  11. Legendre, A., et al. An engineered 3D blood-testis barrier model for the assessment of reproductive toxicity potential. Biomaterials. 31, (16), 4492-4505 (2010).
  12. Setchell, B. P., Waites, G. M. Changes in the permeability of the testicular capillaries and of the 'blood-testis barrier' after injection of cadmium chloride in the rat. Journal of Endocrinology. 47, (1), 81-86 (1970).
  13. Griswold, M. D. The central role of Sertoli cells in spermatogenesis. Seminars in Cell & Developmental Biology. 9, (4), 411-416 (1998).
  14. Cheng, C. Y., Mruk, D. D. The blood-testis barrier and its implications for male contraception. Pharmacological Reviews. 64, (1), 16-64 (2012).
  15. Mruk, D. D., Cheng, C. Y. An in vitro system to study Sertoli cell blood-testis barrier dynamics. Methods Molecular Biology. 763, 237-252 (2011).
  16. Orth, J. M. Proliferation of Sertoli cells in fetal and postnatal rats: a quantitative autoradiographic study. Anatomical Record. 203, (4), 485-492 (1982).
  17. Lee, N. P. Y., Mruk, D., Lee, W. M., Cheng, C. Y. Is the cadherin/catenin complex a functional unit of cell-cell actin-based adherens junctions in the rat testis? Biology of Reproduction. 68, (2), 489-508 (2003).
  18. Bai, S., et al. A Germline-Specific Role for the mTORC2 Component Rictor in Maintaining Spermatogonial Differentiation and Intercellular Adhesion in Mouse Testis. Molecular Human Reproduction. 24, (5), 244-259 (2018).
  19. Korhonen, H. M., et al. DICER Regulates the Formation and Maintenance of Cell-Cell Junctions in the Mouse Seminiferous Epithelium. Biology of Reproduction. 93, (6), 139 (2015).
  20. Loir, M. Trout Sertoli cells and germ cells in primary culture: I. Morphological and ultrastructural study. Gamete Research. 24, (2), 151-169 (1989).
  21. Chen, H., et al. Monitoring the Integrity of the Blood-Testis Barrier (BTB): An In Vivo Assay. Methods in Molecular Biology. 1748, 245-252 (2018).

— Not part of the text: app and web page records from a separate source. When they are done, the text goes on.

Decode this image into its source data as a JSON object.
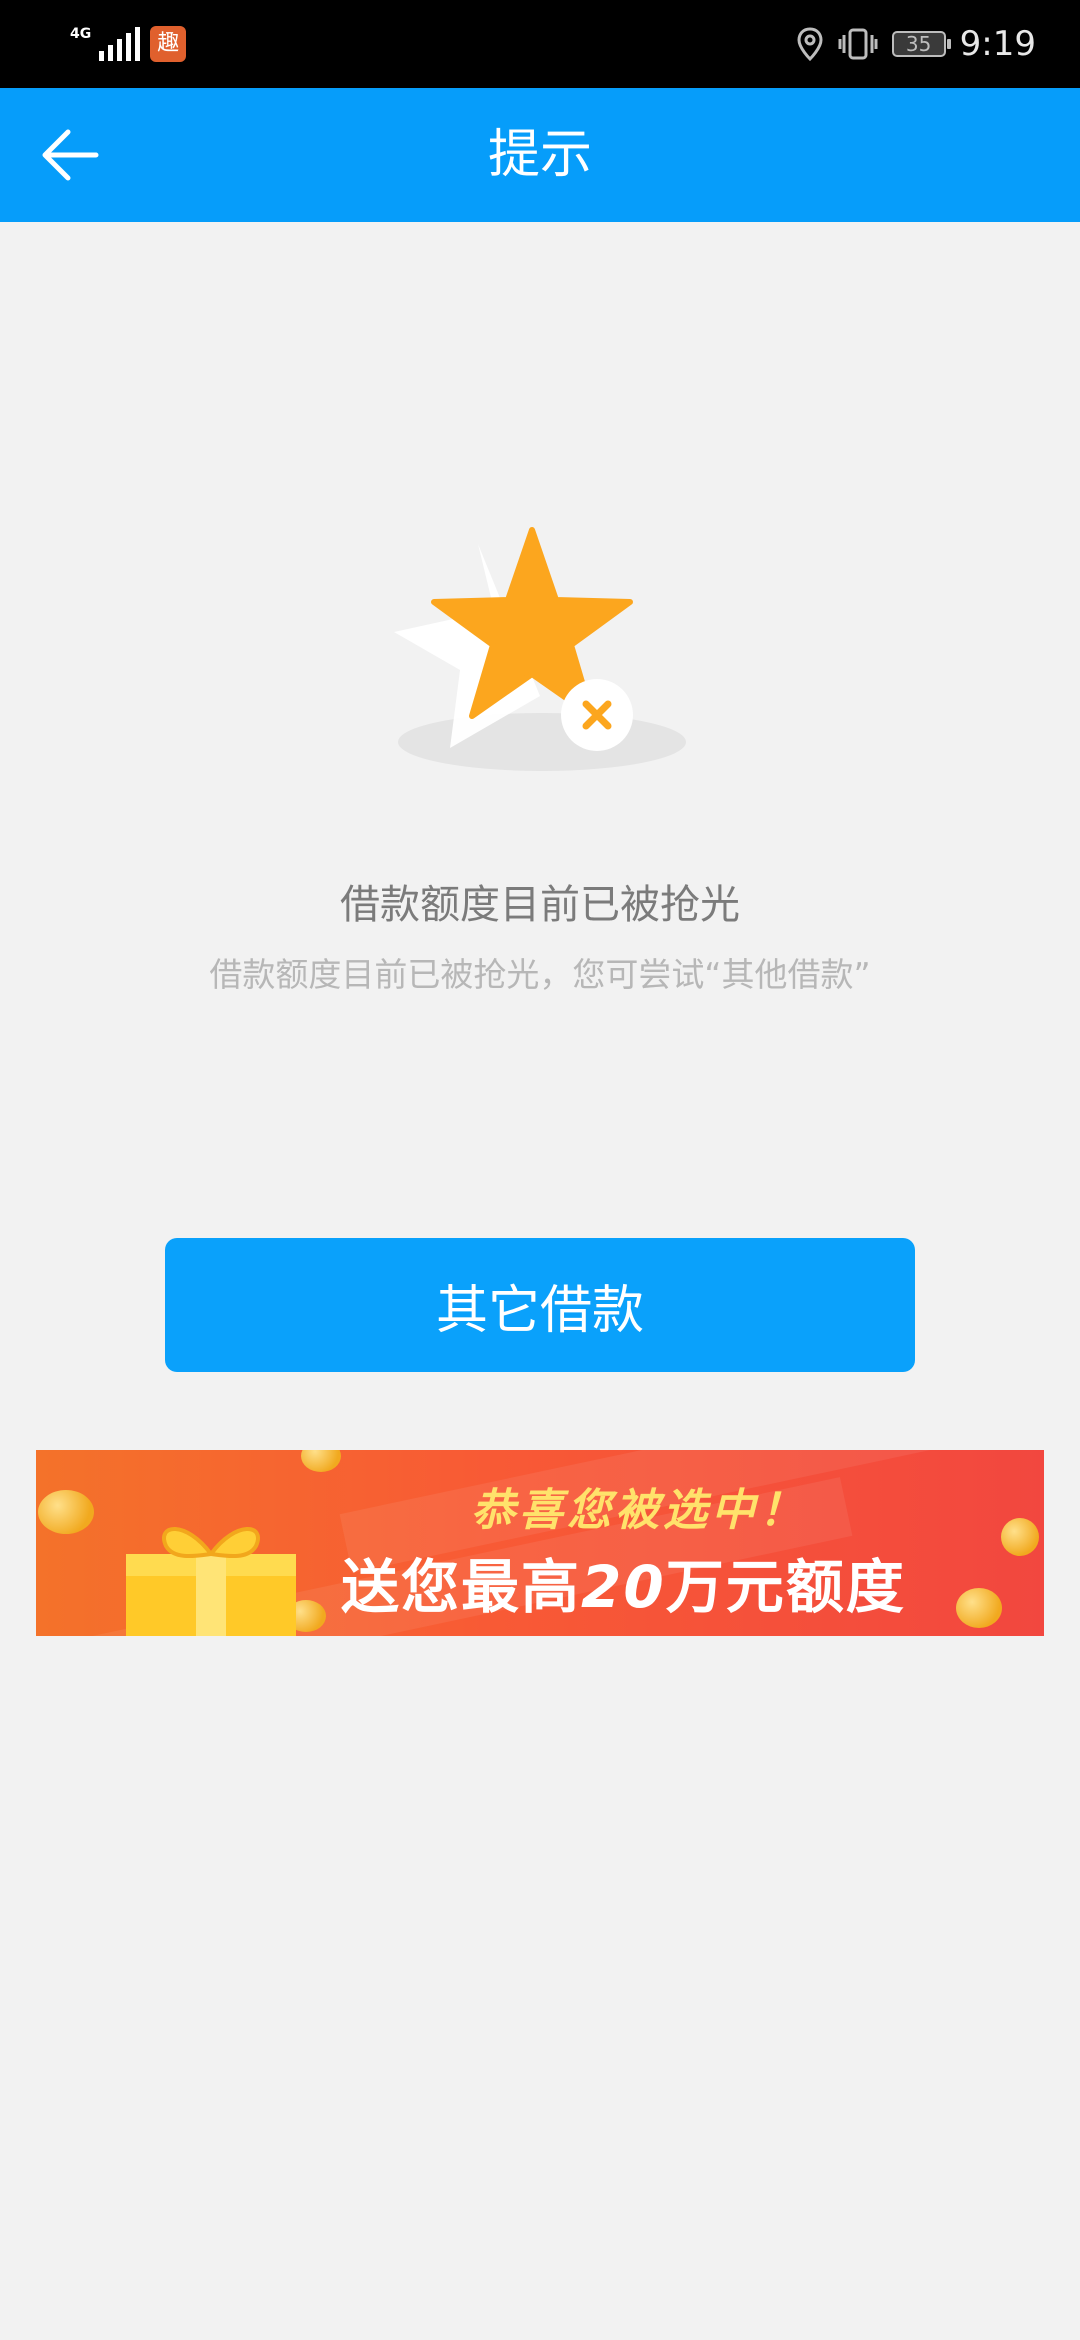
{
  "status_bar": {
    "network": "4G",
    "app_badge": "趣",
    "battery": "35",
    "time": "9:19"
  },
  "header": {
    "title": "提示"
  },
  "message": {
    "title": "借款额度目前已被抢光",
    "subtitle": "借款额度目前已被抢光，您可尝试“其他借款”"
  },
  "actions": {
    "primary_label": "其它借款"
  },
  "banner": {
    "line1": "恭喜您被选中！",
    "line2_prefix": "送您最高",
    "line2_amount": "20",
    "line2_suffix": "万元额度"
  },
  "colors": {
    "brand_blue": "#069dfa",
    "star_orange": "#fca61e",
    "banner_red": "#f2473f"
  }
}
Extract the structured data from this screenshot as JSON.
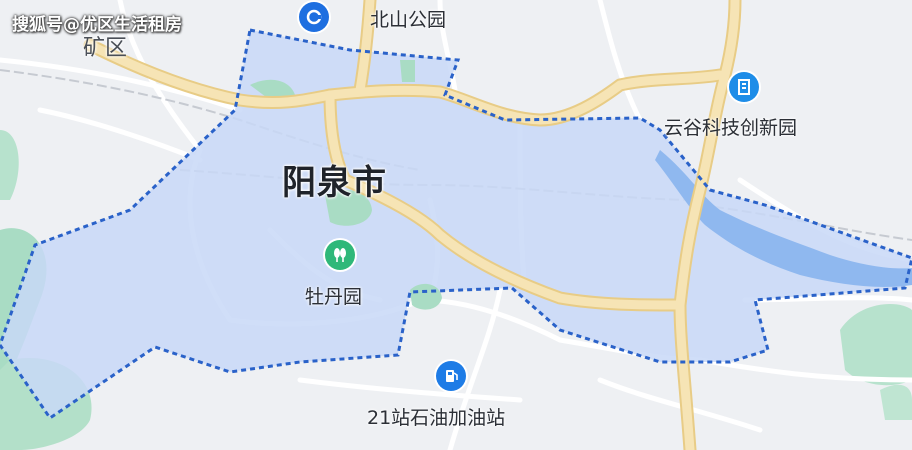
{
  "watermark": "搜狐号@优区生活租房",
  "city_label": "阳泉市",
  "district_label": "矿区",
  "pois": {
    "north_park": "北山公园",
    "tech_park": "云谷科技创新园",
    "peony_garden": "牡丹园",
    "gas_station": "21站石油加油站"
  },
  "colors": {
    "boundary": "#2a62c9",
    "region_fill": "#c8d8f7",
    "road_major": "#f3dfa9",
    "water": "#8fb8ef",
    "park": "#a9dcc4",
    "background": "#eef0f3"
  },
  "icons": {
    "north_park_icon": "subway-icon",
    "tech_park_icon": "building-icon",
    "peony_garden_icon": "park-tree-icon",
    "gas_station_icon": "fuel-icon"
  }
}
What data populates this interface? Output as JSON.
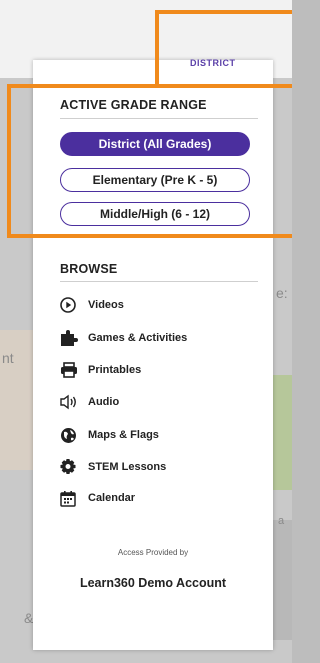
{
  "header": {
    "district_fragment": "DISTRICT"
  },
  "grade_range": {
    "title": "ACTIVE GRADE RANGE",
    "options": [
      {
        "label": "District (All Grades)",
        "active": true
      },
      {
        "label": "Elementary (Pre K - 5)",
        "active": false
      },
      {
        "label": "Middle/High (6 - 12)",
        "active": false
      }
    ]
  },
  "browse": {
    "title": "BROWSE",
    "items": [
      {
        "label": "Videos",
        "icon": "play-circle-icon"
      },
      {
        "label": "Games & Activities",
        "icon": "puzzle-icon"
      },
      {
        "label": "Printables",
        "icon": "printer-icon"
      },
      {
        "label": "Audio",
        "icon": "speaker-icon"
      },
      {
        "label": "Maps & Flags",
        "icon": "globe-icon"
      },
      {
        "label": "STEM Lessons",
        "icon": "gear-icon"
      },
      {
        "label": "Calendar",
        "icon": "calendar-icon"
      }
    ]
  },
  "footer": {
    "access_label": "Access Provided by",
    "account_name": "Learn360 Demo Account"
  },
  "background_fragments": {
    "left": "nt",
    "right": "e:",
    "right2": "a",
    "bottom": "&"
  },
  "colors": {
    "accent": "#4b2f9e",
    "callout": "#f08a1c"
  }
}
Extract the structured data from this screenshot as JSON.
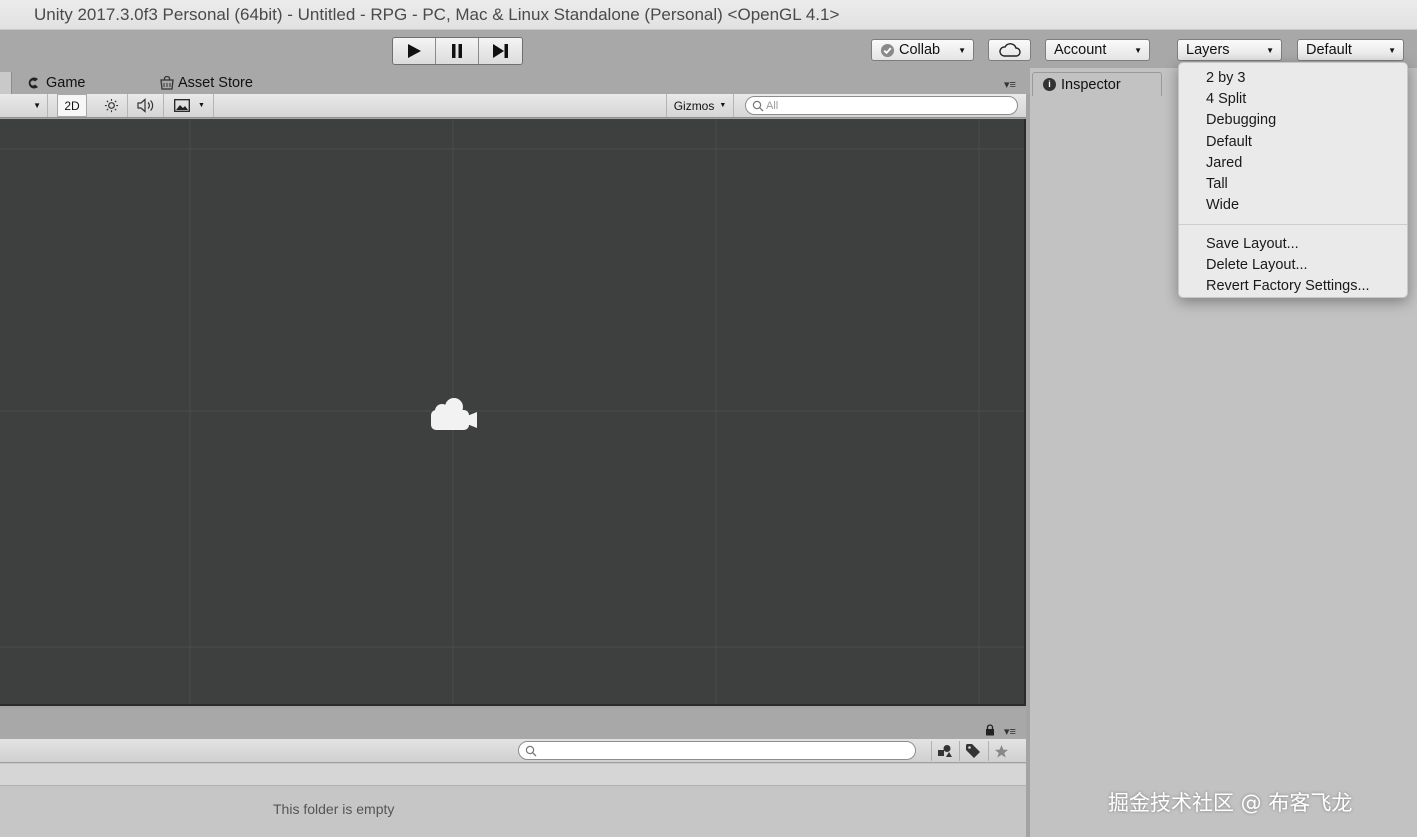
{
  "window": {
    "title": "Unity 2017.3.0f3 Personal (64bit) - Untitled - RPG - PC, Mac & Linux Standalone (Personal) <OpenGL 4.1>"
  },
  "toolbar": {
    "play_icon": "play-icon",
    "pause_icon": "pause-icon",
    "step_icon": "step-icon",
    "collab_label": "Collab",
    "account_label": "Account",
    "layers_label": "Layers",
    "layout_label": "Default"
  },
  "tabs": {
    "game": "Game",
    "asset_store": "Asset Store",
    "inspector": "Inspector"
  },
  "scene_toolbar": {
    "mode_2d": "2D",
    "gizmos_label": "Gizmos",
    "search_placeholder": "All"
  },
  "layout_menu": {
    "layouts": [
      "2 by 3",
      "4 Split",
      "Debugging",
      "Default",
      "Jared",
      "Tall",
      "Wide"
    ],
    "actions": [
      "Save Layout...",
      "Delete Layout...",
      "Revert Factory Settings..."
    ]
  },
  "project": {
    "empty_message": "This folder is empty"
  },
  "watermark": "掘金技术社区 @ 布客飞龙",
  "colors": {
    "scene_bg": "#3e3f3f",
    "panel_bg": "#c2c2c2",
    "toolbar_bg": "#a8a8a8"
  }
}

    Post a Question / Comment / Request

    You must be signed in to post a comment. Please sign in or create an account.

    Usage Statistics